On June 15th, Chief Technology Officer David Quattrone and Senior Director, Product Management Brett Fitzgerald took the stage at Cvent Connect to highlight four new or upgraded products for Cvent users to take advantage of as they roll out this year.
In Cvent user surveys, planners have been known to describe the experience of making speakers and exhibitors build profiles, complete forms, and provide documents, as “herding cats.” Cvent responded with an amusing video of cowboys herding cats across the plains and, more usefully, it built XRC, a self-service portal where speakers and exhibitors can see tasks and required completion dates, and receive automated prompts to fulfill list items. The tool, which will be available for general users by the end of the year, can also be used to schedule and manage appointments.
Fans of Passkey were reassured to hear that Cvent has invested in the room-block management tool to integrate it more closely with registration. Customers now move seamlessly from signing up for an event to booking accommodations. Passkey has also been optimized for mobile, as has the Cvent Supplier Network. The CSN interface has been simplified, and Cvent has introduced a “Quick View” for venues that speeds up the experience on mobile. They have also integrated the product with Google Maps to improve the mapping experience and added a feature that suggests alternate venues based on previous search criteria.

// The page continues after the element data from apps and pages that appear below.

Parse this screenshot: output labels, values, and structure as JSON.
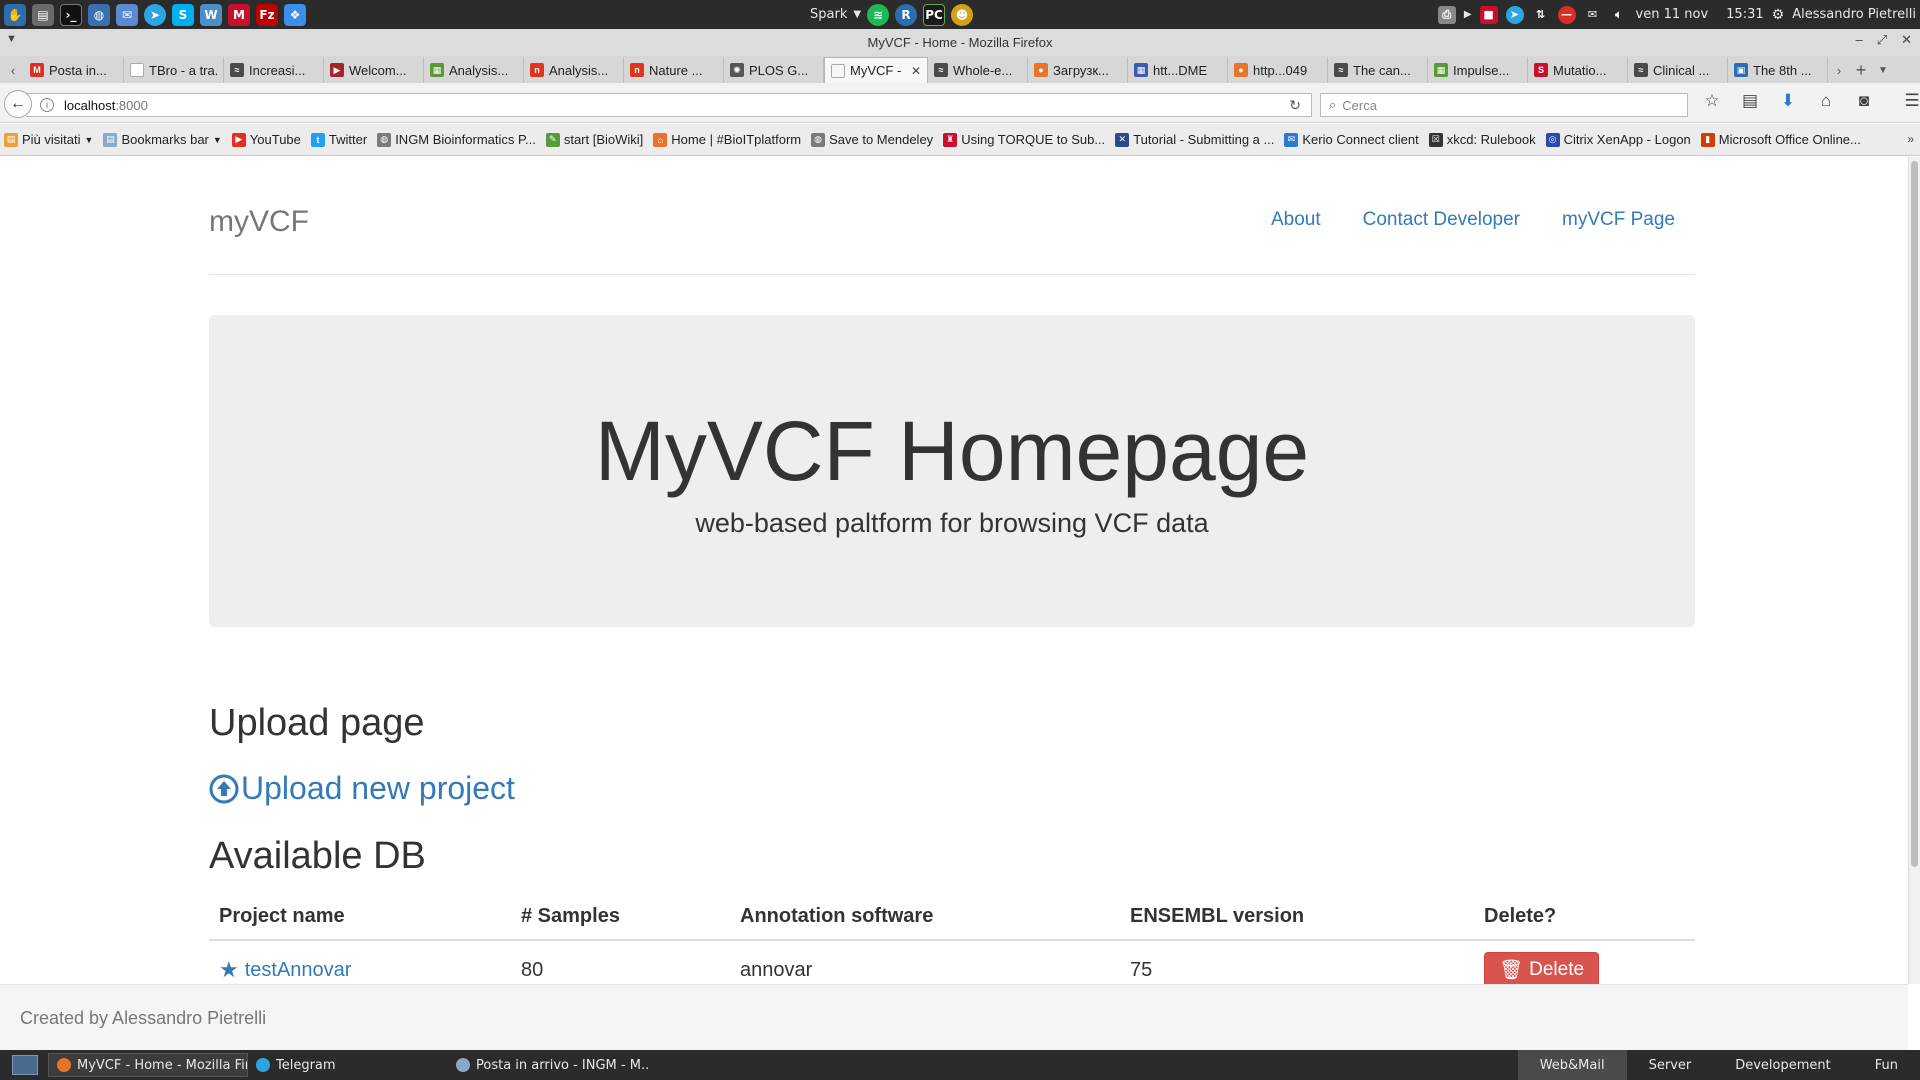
{
  "os_panel": {
    "center_label": "Spark",
    "clock": "ven 11 nov",
    "time": "15:31",
    "user": "Alessandro Pietrelli"
  },
  "window": {
    "title": "MyVCF - Home - Mozilla Firefox"
  },
  "tabs": [
    {
      "label": "Posta in...",
      "icon_color": "#d93025",
      "icon": "gmail-icon",
      "glyph": "M"
    },
    {
      "label": "TBro - a tra...",
      "icon_color": "#ffffff",
      "icon": "blank-page-icon",
      "glyph": ""
    },
    {
      "label": "Increasi...",
      "icon_color": "#4a4a4a",
      "icon": "crossref-icon",
      "glyph": "≈"
    },
    {
      "label": "Welcom...",
      "icon_color": "#a0282a",
      "icon": "bookmark-red-icon",
      "glyph": "▶"
    },
    {
      "label": "Analysis...",
      "icon_color": "#5a9a3a",
      "icon": "chart-icon",
      "glyph": "▦"
    },
    {
      "label": "Analysis...",
      "icon_color": "#e0341e",
      "icon": "oxford-icon",
      "glyph": "n"
    },
    {
      "label": "Nature ...",
      "icon_color": "#e0341e",
      "icon": "nature-icon",
      "glyph": "n"
    },
    {
      "label": "PLOS G...",
      "icon_color": "#555555",
      "icon": "plos-icon",
      "glyph": "✺"
    },
    {
      "label": "MyVCF - ...",
      "icon_color": "#f7f7f7",
      "icon": "blank-page-icon",
      "glyph": "",
      "active": true
    },
    {
      "label": "Whole-e...",
      "icon_color": "#4a4a4a",
      "icon": "crossref-icon",
      "glyph": "≈"
    },
    {
      "label": "Загрузк...",
      "icon_color": "#e8732a",
      "icon": "ubuntu-icon",
      "glyph": "●"
    },
    {
      "label": "htt...DME",
      "icon_color": "#3b5ea8",
      "icon": "grid-icon",
      "glyph": "▦"
    },
    {
      "label": "http...049",
      "icon_color": "#e8732a",
      "icon": "ubuntu-icon",
      "glyph": "●"
    },
    {
      "label": "The can...",
      "icon_color": "#4a4a4a",
      "icon": "crossref-icon",
      "glyph": "≈"
    },
    {
      "label": "Impulse...",
      "icon_color": "#5a9a3a",
      "icon": "chart-icon",
      "glyph": "▦"
    },
    {
      "label": "Mutatio...",
      "icon_color": "#c8102e",
      "icon": "springer-icon",
      "glyph": "S"
    },
    {
      "label": "Clinical ...",
      "icon_color": "#4a4a4a",
      "icon": "crossref-icon",
      "glyph": "≈"
    },
    {
      "label": "The 8th ...",
      "icon_color": "#2a6db0",
      "icon": "doc-icon",
      "glyph": "▣"
    }
  ],
  "navbar": {
    "url_host": "localhost",
    "url_port": ":8000",
    "search_placeholder": "Cerca"
  },
  "bookmarks": [
    {
      "label": "Più visitati",
      "icon": "folder-icon",
      "color": "#e8a23a",
      "glyph": "▤",
      "dropdown": true
    },
    {
      "label": "Bookmarks bar",
      "icon": "folder-icon",
      "color": "#8aa8c8",
      "glyph": "▤",
      "dropdown": true
    },
    {
      "label": "YouTube",
      "icon": "youtube-icon",
      "color": "#e52d27",
      "glyph": "▶"
    },
    {
      "label": "Twitter",
      "icon": "twitter-icon",
      "color": "#1da1f2",
      "glyph": "t"
    },
    {
      "label": "INGM Bioinformatics P...",
      "icon": "globe-icon",
      "color": "#7a7a7a",
      "glyph": "◍"
    },
    {
      "label": "start [BioWiki]",
      "icon": "wiki-icon",
      "color": "#5a9a3a",
      "glyph": "✎"
    },
    {
      "label": "Home | #BioITplatform",
      "icon": "home-icon",
      "color": "#e8732a",
      "glyph": "⌂"
    },
    {
      "label": "Save to Mendeley",
      "icon": "globe-icon",
      "color": "#7a7a7a",
      "glyph": "◍"
    },
    {
      "label": "Using TORQUE to Sub...",
      "icon": "university-icon",
      "color": "#c8102e",
      "glyph": "♜"
    },
    {
      "label": "Tutorial - Submitting a ...",
      "icon": "x-icon",
      "color": "#2a4a8a",
      "glyph": "✕"
    },
    {
      "label": "Kerio Connect client",
      "icon": "mail-icon",
      "color": "#2a7ad0",
      "glyph": "✉"
    },
    {
      "label": "xkcd: Rulebook",
      "icon": "xkcd-icon",
      "color": "#333333",
      "glyph": "☒"
    },
    {
      "label": "Citrix XenApp - Logon",
      "icon": "citrix-icon",
      "color": "#2a4aa8",
      "glyph": "◎"
    },
    {
      "label": "Microsoft Office Online...",
      "icon": "office-icon",
      "color": "#d83b01",
      "glyph": "▮"
    }
  ],
  "page": {
    "brand": "myVCF",
    "nav": [
      {
        "label": "About"
      },
      {
        "label": "Contact Developer"
      },
      {
        "label": "myVCF Page"
      }
    ],
    "jumbotron": {
      "title": "MyVCF Homepage",
      "subtitle": "web-based paltform for browsing VCF data"
    },
    "upload_heading": "Upload page",
    "upload_link": "Upload new project",
    "db_heading": "Available DB",
    "table": {
      "columns": [
        "Project name",
        "# Samples",
        "Annotation software",
        "ENSEMBL version",
        "Delete?"
      ],
      "rows": [
        {
          "project": "testAnnovar",
          "samples": "80",
          "software": "annovar",
          "ensembl": "75",
          "delete_label": "Delete"
        }
      ]
    },
    "footer": "Created by Alessandro Pietrelli"
  },
  "taskbar": {
    "tasks": [
      {
        "label": "MyVCF - Home - Mozilla Fir...",
        "active": true,
        "color": "#e8732a"
      },
      {
        "label": "Telegram",
        "active": false,
        "color": "#2ca5e0"
      },
      {
        "label": "Posta in arrivo - INGM - M...",
        "active": false,
        "color": "#8aa8c8"
      }
    ],
    "workspaces": [
      {
        "label": "Web&Mail",
        "active": true
      },
      {
        "label": "Server",
        "active": false
      },
      {
        "label": "Developement",
        "active": false
      },
      {
        "label": "Fun",
        "active": false
      }
    ]
  },
  "colors": {
    "link": "#337ab7",
    "danger": "#d9534f",
    "jumbotron_bg": "#eeeeee"
  }
}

Quattrone introduced the highlight of the presentation by asking the audience to picture the perfect event website, complete with brand-specific images and colors; customized ordering of steps in the registration process; and total planner control over data collection and reporting. Quattrone went on to say that the best part of Flex, the new website and registration management tool, is that its drag-and-drop interface is so intuitive that it can be used by anyone and does not require any knowledge of HTML or Web technologies.
The process is widget-based. Users choose each element and drag it into place and the customer view is available immediately. The process is so simple that Cvent hosted Flex “speed trials” in the Innovation Pavilion, where up to four planners at a time competed to build a customized site with specific, required components in the least amount of time. (Confession: I built a website in just over 14 minutes but the lady working next to me finished hers in under seven.) Flex is Cvent’s largest technology investment to date, and although one audience member was heard to mutter, “Oh great, now I’m the company Web designer, too?” after the initial announcement, it was clear from the planners test-driving the product afterwards that the tool will be a benefit rather than a burden. Once one event registration site has been built, the same template can be used for others, an obvious time saving. And rather than passing information to another department to make updates, planners can change event information such as dates and venues for each new site, and customize the content for a particular attendee list or location, all by themselves. Having total control over the public face of an event can be daunting, but Fitzgerald says, “Our safeguards prevent users from forgetting critical components. For example, the tool will warn you if you try to save without a ticketing widget.” There are also Flex widgets that can be integrated into existing customer websites, and Fitzgerald anticipates that, in the long-term, customers will add their own widgets to expand the Flex widget library.
Another Flex innovation is version control, so planners can tinker with a registration page but return to an earlier version if attendees are finding the process too long or are opting out of optional information fields.
Flex won’t officially be part of the Cvent suite of tools for another couple of months, but planners can join the early adopter program in exchange for providing feedback.